Blushing Beauty

10 Tips for Planting and Growing Tulips

Blushing Beauty Tulip

Before any preparation begins, the tulip bulbs are refrigerated for 6-8 weeks in warm climates.  Take care not to place any apples near them in the cooler and the temprtature should be around 45 degrees.  Do not freeze them!

Prepare the soil by digging down about 9”.  The hole should be large enough to hold 5-7 tulips or more depending on your design.  The holes should not be planted in straight lines unless you want them to look like soldiers!  If they are to be a border, they can be planted solidly or in clumps for annuals or other plants to be planted in between.  Plant the bulbs with at least 2” between them.

One tablespoon of bone meal or bulb fertilizer can be added to the bottom of the hole.  Cover the fertilizer with enough soil to allow the bulbs to avoid contact with the bulbs.  I don’t bother to fertilize my own, as I pull the bulbs out after they bloom.

Plant the tulips about 6” below ground level or more shallowly if he bulbs are to be removed after blooming.  The rule of thumb is to plant the bulb 3 times the base to shoulder height of the bulb (measured to the point where it narrows for the top).

Water the bulbs well.

Overplant with violas, forget-me-nots or other annuals on top of the tulips if desired,

Once the bulbs bloom some of the flowers can be cut.

After the blooms are finished, pull out the old bulbs.  If you wish to leave them in for future bloom, all the stalks and leaves should be left to die back.

When tulips are grown in fields, the heads are cut off just as they start to bloom to make the bulbs grow larger.  If this is done a second year, they are called “French Tulips” as they product very large flowers and long stems.  Once tulips are allowed to bloom, however, the bulbs divide into several smaller ones.  If the tulip bulbs are left in the ground, only the largest ones may bloom in warmer climates, but not all will re-bloom.

When I “cut” tulips as cut flowers, I pull gently neat the bottom of the stalk and remove the bulb as well.  Then it can be cut free of the bulb and a longer stem will result.
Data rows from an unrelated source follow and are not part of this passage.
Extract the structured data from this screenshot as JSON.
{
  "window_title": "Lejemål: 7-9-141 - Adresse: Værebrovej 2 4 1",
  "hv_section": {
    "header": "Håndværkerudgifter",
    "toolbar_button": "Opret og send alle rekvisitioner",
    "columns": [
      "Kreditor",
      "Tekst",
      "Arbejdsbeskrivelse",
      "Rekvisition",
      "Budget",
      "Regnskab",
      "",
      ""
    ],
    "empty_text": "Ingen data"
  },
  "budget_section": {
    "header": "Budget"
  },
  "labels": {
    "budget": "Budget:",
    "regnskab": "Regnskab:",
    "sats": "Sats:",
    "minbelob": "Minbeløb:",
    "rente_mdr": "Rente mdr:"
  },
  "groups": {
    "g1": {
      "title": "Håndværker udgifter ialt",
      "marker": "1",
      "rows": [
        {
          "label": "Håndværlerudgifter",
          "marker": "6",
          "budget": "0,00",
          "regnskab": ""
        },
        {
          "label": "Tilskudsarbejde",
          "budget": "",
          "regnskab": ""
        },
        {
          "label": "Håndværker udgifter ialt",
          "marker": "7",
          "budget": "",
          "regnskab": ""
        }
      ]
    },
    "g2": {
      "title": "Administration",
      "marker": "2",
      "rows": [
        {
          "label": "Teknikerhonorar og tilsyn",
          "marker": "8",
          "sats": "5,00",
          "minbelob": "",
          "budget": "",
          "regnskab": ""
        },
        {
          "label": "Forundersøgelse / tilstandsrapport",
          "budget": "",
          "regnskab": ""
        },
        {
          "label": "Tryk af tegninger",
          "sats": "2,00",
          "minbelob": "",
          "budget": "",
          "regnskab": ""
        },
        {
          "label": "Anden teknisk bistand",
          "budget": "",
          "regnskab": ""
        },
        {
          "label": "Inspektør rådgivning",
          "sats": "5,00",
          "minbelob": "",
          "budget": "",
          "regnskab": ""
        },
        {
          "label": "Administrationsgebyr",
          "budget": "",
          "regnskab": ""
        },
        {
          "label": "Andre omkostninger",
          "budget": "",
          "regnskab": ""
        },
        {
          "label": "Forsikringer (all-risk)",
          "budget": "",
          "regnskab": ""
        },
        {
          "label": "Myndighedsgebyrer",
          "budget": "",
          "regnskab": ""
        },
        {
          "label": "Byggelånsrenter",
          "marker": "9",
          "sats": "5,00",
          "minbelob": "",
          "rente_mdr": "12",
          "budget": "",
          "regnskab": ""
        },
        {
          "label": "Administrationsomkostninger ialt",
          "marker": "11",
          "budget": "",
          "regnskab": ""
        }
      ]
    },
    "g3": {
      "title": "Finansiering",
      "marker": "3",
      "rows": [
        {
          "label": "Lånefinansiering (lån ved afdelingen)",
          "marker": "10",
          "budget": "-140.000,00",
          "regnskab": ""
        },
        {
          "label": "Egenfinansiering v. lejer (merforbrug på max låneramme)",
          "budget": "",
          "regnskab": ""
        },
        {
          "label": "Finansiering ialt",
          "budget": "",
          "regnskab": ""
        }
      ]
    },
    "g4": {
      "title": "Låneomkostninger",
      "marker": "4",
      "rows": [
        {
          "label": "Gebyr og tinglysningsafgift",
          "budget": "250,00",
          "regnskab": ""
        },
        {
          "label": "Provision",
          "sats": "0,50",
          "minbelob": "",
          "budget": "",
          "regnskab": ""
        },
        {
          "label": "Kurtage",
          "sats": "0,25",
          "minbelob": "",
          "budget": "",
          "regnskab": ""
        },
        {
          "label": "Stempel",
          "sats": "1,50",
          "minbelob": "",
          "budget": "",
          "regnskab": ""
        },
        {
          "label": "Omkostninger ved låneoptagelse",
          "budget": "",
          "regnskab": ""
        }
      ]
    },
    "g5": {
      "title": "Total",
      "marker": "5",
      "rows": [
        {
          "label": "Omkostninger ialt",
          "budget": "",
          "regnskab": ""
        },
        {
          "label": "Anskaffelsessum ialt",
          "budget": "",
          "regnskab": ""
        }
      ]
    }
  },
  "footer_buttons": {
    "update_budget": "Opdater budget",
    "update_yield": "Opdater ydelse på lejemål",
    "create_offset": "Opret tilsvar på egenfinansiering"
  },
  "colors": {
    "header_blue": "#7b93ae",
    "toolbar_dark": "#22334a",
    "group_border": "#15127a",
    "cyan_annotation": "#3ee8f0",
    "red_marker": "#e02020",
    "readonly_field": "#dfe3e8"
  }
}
If the tulips are to be planted in containers, the bulbs can be planted closer together and up to almost touching.